Friday, February 17, 2017

Original Fire Insurance Policy

Today when you receive your homeowner policy in the mail it comes as a thick packet usually about 40-50 pages in depth.  Each year the policy renews, you get a similar package delivered to you.  On and on this goes until you sell your current house and then get another.  Once again, however, as you setup your homeowner policy on the new house you get yet another 40-50 page packet.  I mention this because it was not always this way.  Like every other industry, things used to be simpler.  The photo that is with this article is of a fire policy dating back to 1833 that hangs in our office.  During the time of this policy there was only one page to the insurance packet.  It held the logo of the insurance company on the top and then the rest of it was the contract language.  When you sold your home you did not go out and purchase another policy.  Instead you would go get the insurance policy from the prior homeowner and have it signed over to you.  If you look closely at the photo you will see where there is writing all around the document which shows the different transfers of ownership.  Ah, the simpler times.

One thing to note though, this policy only covered you for fire.  Damage from wind, theft, water leaks, liability, etc. had not been invented yet.  Though they were simpler times the coverage was not nearly as good as it is today.

Wednesday, February 1, 2017


A risk that is not addressed by many businesses in this era of technology is protecting data.  Whether that data is your own data or that of your clients, it constantly stands at risk of theft or corruption.  We always recommend taking risk management action such as firewalls, strong passwords, management of mobile devices, etc.  However, one other risk management action we recommend is the purchase of insurance that will cover your business for network data breaches, electronic copy write infringements and computer viruses.  We strongly recommend this to businesses that deal with Personal Identifiable Information (PII) which are things like dates of birth, social security numbers, addresses, credit card information, financial information and health information.    

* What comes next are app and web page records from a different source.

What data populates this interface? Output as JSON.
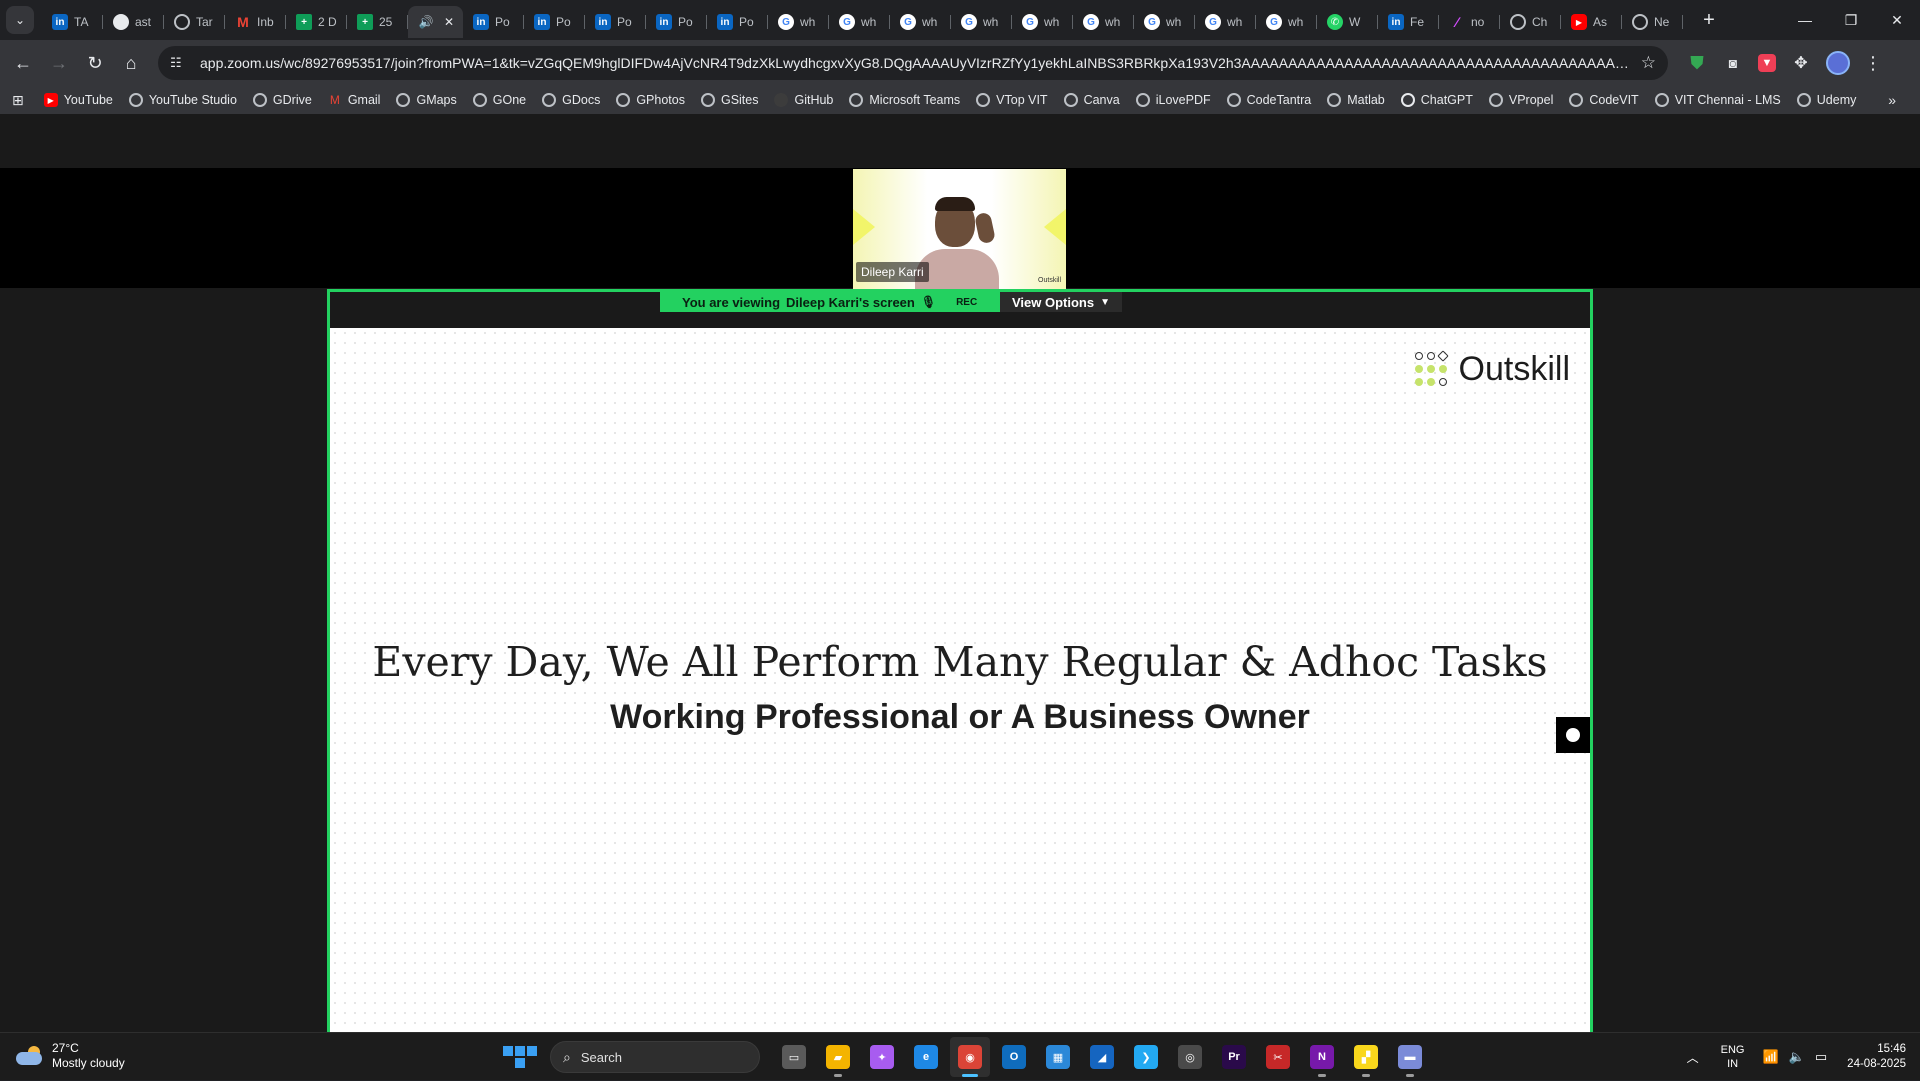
{
  "browser": {
    "tabs": [
      {
        "label": "TA",
        "icon": "linkedin-icon",
        "glyph": "in",
        "cls": "fav-linkedin"
      },
      {
        "label": "ast",
        "icon": "github-icon",
        "glyph": "",
        "cls": "fav-github"
      },
      {
        "label": "Tar",
        "icon": "globe-icon",
        "glyph": "",
        "cls": "fav-globe"
      },
      {
        "label": "Inb",
        "icon": "gmail-icon",
        "glyph": "M",
        "cls": "fav-gmail"
      },
      {
        "label": "2 D",
        "icon": "sheets-icon",
        "glyph": "+",
        "cls": "fav-sheets"
      },
      {
        "label": "25",
        "icon": "sheets-icon",
        "glyph": "+",
        "cls": "fav-sheets"
      },
      {
        "label": "",
        "icon": "speaker-icon",
        "glyph": "🔊",
        "cls": "fav-speaker",
        "active": true
      },
      {
        "label": "Po",
        "icon": "linkedin-icon",
        "glyph": "in",
        "cls": "fav-linkedin"
      },
      {
        "label": "Po",
        "icon": "linkedin-icon",
        "glyph": "in",
        "cls": "fav-linkedin"
      },
      {
        "label": "Po",
        "icon": "linkedin-icon",
        "glyph": "in",
        "cls": "fav-linkedin"
      },
      {
        "label": "Po",
        "icon": "linkedin-icon",
        "glyph": "in",
        "cls": "fav-linkedin"
      },
      {
        "label": "Po",
        "icon": "linkedin-icon",
        "glyph": "in",
        "cls": "fav-linkedin"
      },
      {
        "label": "wh",
        "icon": "google-icon",
        "glyph": "G",
        "cls": "fav-google"
      },
      {
        "label": "wh",
        "icon": "google-icon",
        "glyph": "G",
        "cls": "fav-google"
      },
      {
        "label": "wh",
        "icon": "google-icon",
        "glyph": "G",
        "cls": "fav-google"
      },
      {
        "label": "wh",
        "icon": "google-icon",
        "glyph": "G",
        "cls": "fav-google"
      },
      {
        "label": "wh",
        "icon": "google-icon",
        "glyph": "G",
        "cls": "fav-google"
      },
      {
        "label": "wh",
        "icon": "google-icon",
        "glyph": "G",
        "cls": "fav-google"
      },
      {
        "label": "wh",
        "icon": "google-icon",
        "glyph": "G",
        "cls": "fav-google"
      },
      {
        "label": "wh",
        "icon": "google-icon",
        "glyph": "G",
        "cls": "fav-google"
      },
      {
        "label": "wh",
        "icon": "google-icon",
        "glyph": "G",
        "cls": "fav-google"
      },
      {
        "label": "W",
        "icon": "whatsapp-icon",
        "glyph": "✆",
        "cls": "fav-whatsapp"
      },
      {
        "label": "Fe",
        "icon": "linkedin-icon",
        "glyph": "in",
        "cls": "fav-linkedin"
      },
      {
        "label": "no",
        "icon": "notion-icon",
        "glyph": "∕",
        "cls": "fav-notion"
      },
      {
        "label": "Ch",
        "icon": "chatgpt-icon",
        "glyph": "",
        "cls": "fav-chatgpt"
      },
      {
        "label": "As",
        "icon": "youtube-icon",
        "glyph": "▶",
        "cls": "fav-youtube"
      },
      {
        "label": "Ne",
        "icon": "globe-icon",
        "glyph": "",
        "cls": "fav-globe"
      }
    ],
    "url": "app.zoom.us/wc/89276953517/join?fromPWA=1&tk=vZGqQEM9hglDIFDw4AjVcNR4T9dzXkLwydhcgxvXyG8.DQgAAAAUyVIzrRZfYy1yekhLaINBS3RBRkpXa193V2h3AAAAAAAAAAAAAAAAAAAAAAAAAAAAAAAAAAAAAAAA&_x_zm_r...",
    "bookmarks": [
      {
        "label": "YouTube",
        "cls": "bm-yt",
        "glyph": "▶"
      },
      {
        "label": "YouTube Studio",
        "cls": "bm-globe",
        "glyph": ""
      },
      {
        "label": "GDrive",
        "cls": "bm-globe",
        "glyph": ""
      },
      {
        "label": "Gmail",
        "cls": "bm-gmail",
        "glyph": "M"
      },
      {
        "label": "GMaps",
        "cls": "bm-globe",
        "glyph": ""
      },
      {
        "label": "GOne",
        "cls": "bm-globe",
        "glyph": ""
      },
      {
        "label": "GDocs",
        "cls": "bm-globe",
        "glyph": ""
      },
      {
        "label": "GPhotos",
        "cls": "bm-globe",
        "glyph": ""
      },
      {
        "label": "GSites",
        "cls": "bm-globe",
        "glyph": ""
      },
      {
        "label": "GitHub",
        "cls": "bm-github",
        "glyph": ""
      },
      {
        "label": "Microsoft Teams",
        "cls": "bm-globe",
        "glyph": ""
      },
      {
        "label": "VTop VIT",
        "cls": "bm-globe",
        "glyph": ""
      },
      {
        "label": "Canva",
        "cls": "bm-globe",
        "glyph": ""
      },
      {
        "label": "iLovePDF",
        "cls": "bm-globe",
        "glyph": ""
      },
      {
        "label": "CodeTantra",
        "cls": "bm-globe",
        "glyph": ""
      },
      {
        "label": "Matlab",
        "cls": "bm-globe",
        "glyph": ""
      },
      {
        "label": "ChatGPT",
        "cls": "bm-chatgpt",
        "glyph": ""
      },
      {
        "label": "VPropel",
        "cls": "bm-globe",
        "glyph": ""
      },
      {
        "label": "CodeVIT",
        "cls": "bm-globe",
        "glyph": ""
      },
      {
        "label": "VIT Chennai - LMS",
        "cls": "bm-globe",
        "glyph": ""
      },
      {
        "label": "Udemy",
        "cls": "bm-globe",
        "glyph": ""
      }
    ],
    "more_bookmarks": "»"
  },
  "zoom": {
    "participant_name": "Dileep Karri",
    "tile_logo": "Outskill",
    "viewing_prefix": "You are viewing",
    "viewing_who": "Dileep Karri's screen",
    "rec_label": "REC",
    "view_options": "View Options"
  },
  "slide": {
    "brand": "Outskill",
    "title": "Every Day, We All Perform Many Regular & Adhoc Tasks",
    "subtitle": "Working Professional or A Business Owner"
  },
  "taskbar": {
    "temperature": "27°C",
    "weather": "Mostly cloudy",
    "search_label": "Search",
    "lang_top": "ENG",
    "lang_bottom": "IN",
    "time": "15:46",
    "date": "24-08-2025",
    "apps": [
      {
        "name": "task-view-icon",
        "glyph": "▭",
        "color": "#5a5a5a"
      },
      {
        "name": "file-explorer-icon",
        "glyph": "▰",
        "color": "#f4b400",
        "running": true
      },
      {
        "name": "copilot-icon",
        "glyph": "✦",
        "color": "#a85cf0"
      },
      {
        "name": "edge-icon",
        "glyph": "e",
        "color": "#1e88e5"
      },
      {
        "name": "chrome-icon",
        "glyph": "◉",
        "color": "#db4437",
        "active": true
      },
      {
        "name": "outlook-icon",
        "glyph": "O",
        "color": "#0f6cbd"
      },
      {
        "name": "store-icon",
        "glyph": "▦",
        "color": "#2b88d8"
      },
      {
        "name": "microsoft-todo-icon",
        "glyph": "◢",
        "color": "#1565c0"
      },
      {
        "name": "vscode-icon",
        "glyph": "❯",
        "color": "#23a9f2"
      },
      {
        "name": "obs-icon",
        "glyph": "◎",
        "color": "#4a4a4a"
      },
      {
        "name": "premiere-icon",
        "glyph": "Pr",
        "color": "#2a0a4a"
      },
      {
        "name": "snipping-tool-icon",
        "glyph": "✂",
        "color": "#c62828"
      },
      {
        "name": "onenote-icon",
        "glyph": "N",
        "color": "#7719aa",
        "running": true
      },
      {
        "name": "sticky-notes-icon",
        "glyph": "▞",
        "color": "#f9d71c",
        "running": true
      },
      {
        "name": "window-app-icon",
        "glyph": "▬",
        "color": "#7b8bd8",
        "running": true
      }
    ]
  }
}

Your typical liability and property insurance policies do not have the type of coverage that best protect your business if you were subject to a cyber-attack or stolen data.  There are specialty policies built to help keep your business going after such claims.